Multiple endocrine neoplasia type 1 (MEN1) is an autosomal dominant disorder characterized in man by parathyroid, pancreatic, pituitary and adrenal tumours. The MEN1 gene encodes a 610-amino acid protein (menin) which is a tumour suppressor. To investigate the in vivo role of menin, we developed a mouse model, by deleting Men1 exons 1 and 2 and investigated this for MEN1-associated tumours and serum abnormalities. Men1 +/− mice were viable and fertile, and 220 Men1 +/− and 94 Men1 +/+ mice were studied between the ages of 3 and 21 months. Survival in Men1 +/− mice was significantly lower than in Men1 +/+ mice (<68% vs >85%, P<0.01). Men1 +/− mice developed, by 9 months of age, parathyroid hyperplasia, pancreatic tumours which were mostly insulinomas, by 12 months of age, pituitary tumours which were mostly prolactinomas, and by 15 months parathyroid adenomas and adrenal cortical tumours. Loss of heterozygosity and menin expression was demonstrated in the tumours, consistent with a tumour suppressor role for the Men1 gene. Men1 +/− mice with parathyroid neoplasms were hypercalcaemic and hypophosphataemic, with inappropriately normal serum parathyroid hormone concentrations. Pancreatic and pituitary tumours expressed chromogranin A (CgA), somatostatin receptor type 2 and vascular endothelial growth factor-A. Serum CgA concentrations in Men1 +/− mice were not elevated. Adrenocortical tumours, which immunostained for 3-β-hydroxysteroid dehydrogenase, developed in seven Men1 +/− mice, but resulted in hypercorticosteronaemia in one out of the four mice that were investigated. Thus, these Men1 +/− mice are representative of MEN1 in man, and will help in investigating molecular mechanisms and treatments for endocrine tumours.

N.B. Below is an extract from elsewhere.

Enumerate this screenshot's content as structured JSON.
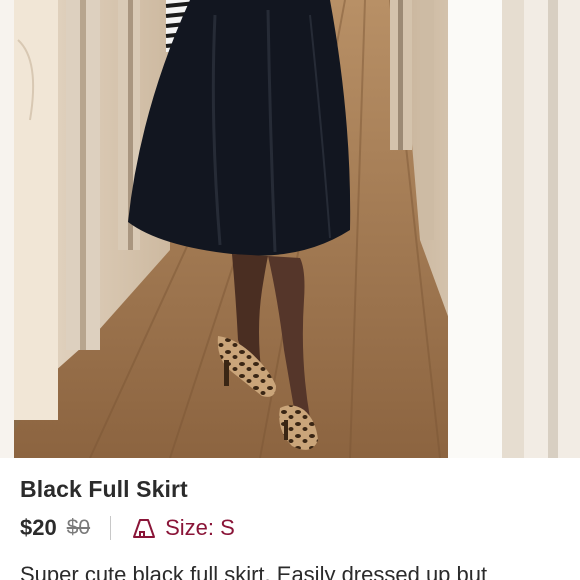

K E Lines, P Filippakopoulos, M Stevenson, S Müller, H E Lockstone, B Wright, S Knapp, D Buck, C Bountra and R V Thakker
Medical treatments for corticotrophinomas are limited, and we therefore investigated the effects of epigenetic modulators, a new class of anti-tumour drugs, on the murine adrenocorticotropic hormone (ACTH)-secreting corticotrophinoma cell line AtT20. We found that AtT20 cells express members of the bromo and extra-terminal (BET) protein family, which bind acetylated histones, and therefore, studied the anti-proliferative and pro-apoptotic effects of two BET inhibitors, referred to as (+)-JQ1 (JQ1) and PFI-1, using CellTiter Blue and Caspase Glo assays, respectively. JQ1 and PFI-1 significantly decreased proliferation by 95% (P < 0.0005) and 43% (P < 0.0005), respectively, but only JQ1 significantly increased apoptosis by >50-fold (P < 0.0005), when compared to untreated control cells. The anti-proliferative effects of JQ1 and PFI-1 remained for 96 h after removal of the respective compound. JQ1, but not PFI-1, affected the cell cycle, as assessed by propidium iodide staining and flow cytometry, and resulted in a higher number of AtT20 cells in the sub G1 phase. RNA-sequence analysis, which was confirmed by qRT-PCR and Western blot analyses, revealed that JQ1 treatment significantly altered expression of genes involved in apoptosis, such as NFκB, and the somatostatin receptor 2 (SSTR2) anti-proliferative signalling pathway, including SSTR2. JQ1 treatment also significantly reduced transcription and protein expression of the ACTH precursor pro-opiomelanocortin (POMC) and ACTH secretion by AtT20 cells. Thus, JQ1 treatment has anti-proliferative and pro-apoptotic effects on AtT20 cells and reduces ACTH secretion, thereby indicating that BET inhibition may provide a novel approach for treatment of corticotrophinomas.